▶ Description of the task
Carry over every entry exactly as written, though not the pictures it contains.

——————

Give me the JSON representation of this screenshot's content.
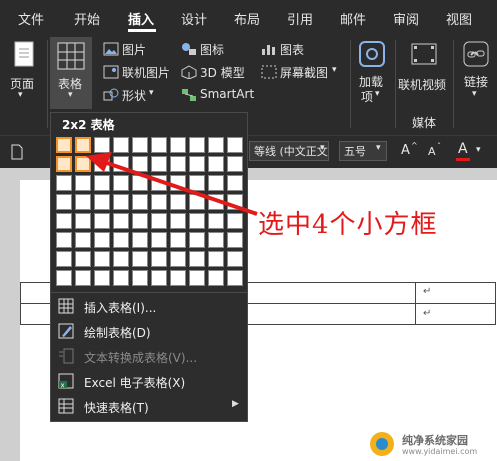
{
  "menu": {
    "tabs": [
      "文件",
      "开始",
      "插入",
      "设计",
      "布局",
      "引用",
      "邮件",
      "审阅",
      "视图"
    ],
    "active": "插入"
  },
  "ribbon": {
    "page_label": "页面",
    "table_label": "表格",
    "picture_label": "图片",
    "online_picture_label": "联机图片",
    "shapes_label": "形状",
    "icons_label": "图标",
    "model3d_label": "3D 模型",
    "smartart_label": "SmartArt",
    "chart_label": "图表",
    "screenshot_label": "屏幕截图",
    "addins_label_1": "加载",
    "addins_label_2": "项",
    "online_video_label": "联机视频",
    "media_group_label": "媒体",
    "link_label": "链接"
  },
  "format_bar": {
    "font_name": "等线 (中文正文)",
    "font_size": "五号",
    "grow_font": "A",
    "shrink_font": "A",
    "font_color": "A"
  },
  "table_dropdown": {
    "title": "2x2 表格",
    "grid_rows": 8,
    "grid_cols": 10,
    "selected_rows": 2,
    "selected_cols": 2,
    "items": [
      {
        "label": "插入表格(I)...",
        "icon": "table-grid-icon",
        "enabled": true
      },
      {
        "label": "绘制表格(D)",
        "icon": "pencil-table-icon",
        "enabled": true
      },
      {
        "label": "文本转换成表格(V)...",
        "icon": "text-to-table-icon",
        "enabled": false
      },
      {
        "label": "Excel 电子表格(X)",
        "icon": "excel-icon",
        "enabled": true
      },
      {
        "label": "快速表格(T)",
        "icon": "quick-table-icon",
        "enabled": true
      }
    ]
  },
  "annotation": {
    "text": "选中4个小方框",
    "color": "#e21a1a"
  },
  "document": {
    "paragraph_marks": [
      "↵",
      "↵"
    ]
  },
  "watermark": {
    "text": "纯净系统家园",
    "url": "www.yidaimei.com"
  },
  "colors": {
    "ribbon_bg": "#2b2b2b",
    "selection": "#f5922a",
    "arrow": "#e21a1a",
    "font_color_underline": "#e21a1a"
  }
}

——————

▶ Task solution
Give me the JSON representation of this screenshot's content.
{
  "menu": {
    "tabs": [
      "文件",
      "开始",
      "插入",
      "设计",
      "布局",
      "引用",
      "邮件",
      "审阅",
      "视图"
    ],
    "active": "插入"
  },
  "ribbon": {
    "page_label": "页面",
    "table_label": "表格",
    "picture_label": "图片",
    "online_picture_label": "联机图片",
    "shapes_label": "形状",
    "icons_label": "图标",
    "model3d_label": "3D 模型",
    "smartart_label": "SmartArt",
    "chart_label": "图表",
    "screenshot_label": "屏幕截图",
    "addins_label_1": "加载",
    "addins_label_2": "项",
    "online_video_label": "联机视频",
    "media_group_label": "媒体",
    "link_label": "链接"
  },
  "format_bar": {
    "font_name": "等线 (中文正文)",
    "font_size": "五号",
    "grow_font": "A",
    "shrink_font": "A",
    "font_color": "A"
  },
  "table_dropdown": {
    "title": "2x2 表格",
    "grid_rows": 8,
    "grid_cols": 10,
    "selected_rows": 2,
    "selected_cols": 2,
    "items": [
      {
        "label": "插入表格(I)...",
        "icon": "table-grid-icon",
        "enabled": true
      },
      {
        "label": "绘制表格(D)",
        "icon": "pencil-table-icon",
        "enabled": true
      },
      {
        "label": "文本转换成表格(V)...",
        "icon": "text-to-table-icon",
        "enabled": false
      },
      {
        "label": "Excel 电子表格(X)",
        "icon": "excel-icon",
        "enabled": true
      },
      {
        "label": "快速表格(T)",
        "icon": "quick-table-icon",
        "enabled": true
      }
    ]
  },
  "annotation": {
    "text": "选中4个小方框",
    "color": "#e21a1a"
  },
  "document": {
    "paragraph_marks": [
      "↵",
      "↵"
    ]
  },
  "watermark": {
    "text": "纯净系统家园",
    "url": "www.yidaimei.com"
  },
  "colors": {
    "ribbon_bg": "#2b2b2b",
    "selection": "#f5922a",
    "arrow": "#e21a1a",
    "font_color_underline": "#e21a1a"
  }
}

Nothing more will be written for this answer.